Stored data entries
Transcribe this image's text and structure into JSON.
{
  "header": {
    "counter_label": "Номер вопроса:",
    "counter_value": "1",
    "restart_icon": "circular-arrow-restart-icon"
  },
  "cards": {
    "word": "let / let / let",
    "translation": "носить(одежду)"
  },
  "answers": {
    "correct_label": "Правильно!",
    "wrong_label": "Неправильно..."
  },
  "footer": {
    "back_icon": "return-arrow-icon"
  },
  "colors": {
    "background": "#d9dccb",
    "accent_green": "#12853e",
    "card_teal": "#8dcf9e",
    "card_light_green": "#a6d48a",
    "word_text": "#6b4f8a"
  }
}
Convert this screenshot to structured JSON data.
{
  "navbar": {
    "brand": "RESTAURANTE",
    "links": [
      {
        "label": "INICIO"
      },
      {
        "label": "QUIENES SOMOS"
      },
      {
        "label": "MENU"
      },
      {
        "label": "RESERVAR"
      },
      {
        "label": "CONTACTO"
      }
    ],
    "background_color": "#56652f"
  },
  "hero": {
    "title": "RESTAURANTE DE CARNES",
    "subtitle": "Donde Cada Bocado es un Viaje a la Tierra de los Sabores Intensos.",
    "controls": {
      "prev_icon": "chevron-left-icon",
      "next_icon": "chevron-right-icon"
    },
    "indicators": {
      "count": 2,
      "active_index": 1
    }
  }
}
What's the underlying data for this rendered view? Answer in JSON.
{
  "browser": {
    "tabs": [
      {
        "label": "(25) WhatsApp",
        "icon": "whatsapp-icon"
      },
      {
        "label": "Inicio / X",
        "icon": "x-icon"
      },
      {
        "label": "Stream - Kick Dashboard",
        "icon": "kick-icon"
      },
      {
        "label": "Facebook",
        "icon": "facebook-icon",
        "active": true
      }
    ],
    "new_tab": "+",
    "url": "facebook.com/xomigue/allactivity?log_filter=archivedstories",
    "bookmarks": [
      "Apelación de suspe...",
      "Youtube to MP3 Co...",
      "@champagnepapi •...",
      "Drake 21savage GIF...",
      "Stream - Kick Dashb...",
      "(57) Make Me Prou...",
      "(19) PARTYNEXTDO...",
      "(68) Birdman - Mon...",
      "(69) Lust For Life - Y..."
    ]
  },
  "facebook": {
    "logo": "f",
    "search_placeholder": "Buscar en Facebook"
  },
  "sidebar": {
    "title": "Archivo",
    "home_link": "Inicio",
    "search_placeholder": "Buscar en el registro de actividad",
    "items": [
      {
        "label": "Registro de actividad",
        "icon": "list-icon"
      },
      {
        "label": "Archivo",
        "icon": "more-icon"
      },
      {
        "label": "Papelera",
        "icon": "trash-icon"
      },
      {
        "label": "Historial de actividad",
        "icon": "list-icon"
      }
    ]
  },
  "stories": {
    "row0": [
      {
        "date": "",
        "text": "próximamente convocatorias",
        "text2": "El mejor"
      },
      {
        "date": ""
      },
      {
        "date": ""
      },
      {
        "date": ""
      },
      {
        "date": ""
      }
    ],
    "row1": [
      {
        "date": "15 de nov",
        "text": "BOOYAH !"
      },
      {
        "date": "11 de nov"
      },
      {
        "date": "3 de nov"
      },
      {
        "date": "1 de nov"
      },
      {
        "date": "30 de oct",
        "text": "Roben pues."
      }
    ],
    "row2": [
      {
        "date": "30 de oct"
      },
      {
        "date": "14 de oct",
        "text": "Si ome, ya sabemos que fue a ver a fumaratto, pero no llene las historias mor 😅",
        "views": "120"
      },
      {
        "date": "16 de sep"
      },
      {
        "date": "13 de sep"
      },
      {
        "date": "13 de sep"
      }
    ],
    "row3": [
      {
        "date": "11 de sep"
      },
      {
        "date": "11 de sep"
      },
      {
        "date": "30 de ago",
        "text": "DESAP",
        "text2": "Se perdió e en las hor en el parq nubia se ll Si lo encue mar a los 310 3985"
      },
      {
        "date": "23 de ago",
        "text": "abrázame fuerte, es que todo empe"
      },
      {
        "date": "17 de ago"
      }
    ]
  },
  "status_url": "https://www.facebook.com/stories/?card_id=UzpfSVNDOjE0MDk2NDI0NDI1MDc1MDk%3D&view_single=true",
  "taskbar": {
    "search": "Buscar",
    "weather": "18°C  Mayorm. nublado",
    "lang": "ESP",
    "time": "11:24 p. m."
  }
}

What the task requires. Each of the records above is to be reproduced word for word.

Written solution.
Transcribe this image's text and structure into JSON.
{
  "header": {
    "counter_label": "Номер вопроса:",
    "counter_value": "1",
    "restart_icon": "circular-arrow-restart-icon"
  },
  "cards": {
    "word": "let / let / let",
    "translation": "носить(одежду)"
  },
  "answers": {
    "correct_label": "Правильно!",
    "wrong_label": "Неправильно..."
  },
  "footer": {
    "back_icon": "return-arrow-icon"
  },
  "colors": {
    "background": "#d9dccb",
    "accent_green": "#12853e",
    "card_teal": "#8dcf9e",
    "card_light_green": "#a6d48a",
    "word_text": "#6b4f8a"
  }
}
Convert this screenshot to structured JSON data.
{
  "navbar": {
    "brand": "RESTAURANTE",
    "links": [
      {
        "label": "INICIO"
      },
      {
        "label": "QUIENES SOMOS"
      },
      {
        "label": "MENU"
      },
      {
        "label": "RESERVAR"
      },
      {
        "label": "CONTACTO"
      }
    ],
    "background_color": "#56652f"
  },
  "hero": {
    "title": "RESTAURANTE DE CARNES",
    "subtitle": "Donde Cada Bocado es un Viaje a la Tierra de los Sabores Intensos.",
    "controls": {
      "prev_icon": "chevron-left-icon",
      "next_icon": "chevron-right-icon"
    },
    "indicators": {
      "count": 2,
      "active_index": 1
    }
  }
}
What's the underlying data for this rendered view? Answer in JSON.
{
  "browser": {
    "tabs": [
      {
        "label": "(25) WhatsApp",
        "icon": "whatsapp-icon"
      },
      {
        "label": "Inicio / X",
        "icon": "x-icon"
      },
      {
        "label": "Stream - Kick Dashboard",
        "icon": "kick-icon"
      },
      {
        "label": "Facebook",
        "icon": "facebook-icon",
        "active": true
      }
    ],
    "new_tab": "+",
    "url": "facebook.com/xomigue/allactivity?log_filter=archivedstories",
    "bookmarks": [
      "Apelación de suspe...",
      "Youtube to MP3 Co...",
      "@champagnepapi •...",
      "Drake 21savage GIF...",
      "Stream - Kick Dashb...",
      "(57) Make Me Prou...",
      "(19) PARTYNEXTDO...",
      "(68) Birdman - Mon...",
      "(69) Lust For Life - Y..."
    ]
  },
  "facebook": {
    "logo": "f",
    "search_placeholder": "Buscar en Facebook"
  },
  "sidebar": {
    "title": "Archivo",
    "home_link": "Inicio",
    "search_placeholder": "Buscar en el registro de actividad",
    "items": [
      {
        "label": "Registro de actividad",
        "icon": "list-icon"
      },
      {
        "label": "Archivo",
        "icon": "more-icon"
      },
      {
        "label": "Papelera",
        "icon": "trash-icon"
      },
      {
        "label": "Historial de actividad",
        "icon": "list-icon"
      }
    ]
  },
  "stories": {
    "row0": [
      {
        "date": "",
        "text": "próximamente convocatorias",
        "text2": "El mejor"
      },
      {
        "date": ""
      },
      {
        "date": ""
      },
      {
        "date": ""
      },
      {
        "date": ""
      }
    ],
    "row1": [
      {
        "date": "15 de nov",
        "text": "BOOYAH !"
      },
      {
        "date": "11 de nov"
      },
      {
        "date": "3 de nov"
      },
      {
        "date": "1 de nov"
      },
      {
        "date": "30 de oct",
        "text": "Roben pues."
      }
    ],
    "row2": [
      {
        "date": "30 de oct"
      },
      {
        "date": "14 de oct",
        "text": "Si ome, ya sabemos que fue a ver a fumaratto, pero no llene las historias mor 😅",
        "views": "120"
      },
      {
        "date": "16 de sep"
      },
      {
        "date": "13 de sep"
      },
      {
        "date": "13 de sep"
      }
    ],
    "row3": [
      {
        "date": "11 de sep"
      },
      {
        "date": "11 de sep"
      },
      {
        "date": "30 de ago",
        "text": "DESAP",
        "text2": "Se perdió e en las hor en el parq nubia se ll Si lo encue mar a los 310 3985"
      },
      {
        "date": "23 de ago",
        "text": "abrázame fuerte, es que todo empe"
      },
      {
        "date": "17 de ago"
      }
    ]
  },
  "status_url": "https://www.facebook.com/stories/?card_id=UzpfSVNDOjE0MDk2NDI0NDI1MDc1MDk%3D&view_single=true",
  "taskbar": {
    "search": "Buscar",
    "weather": "18°C  Mayorm. nublado",
    "lang": "ESP",
    "time": "11:24 p. m."
  }
}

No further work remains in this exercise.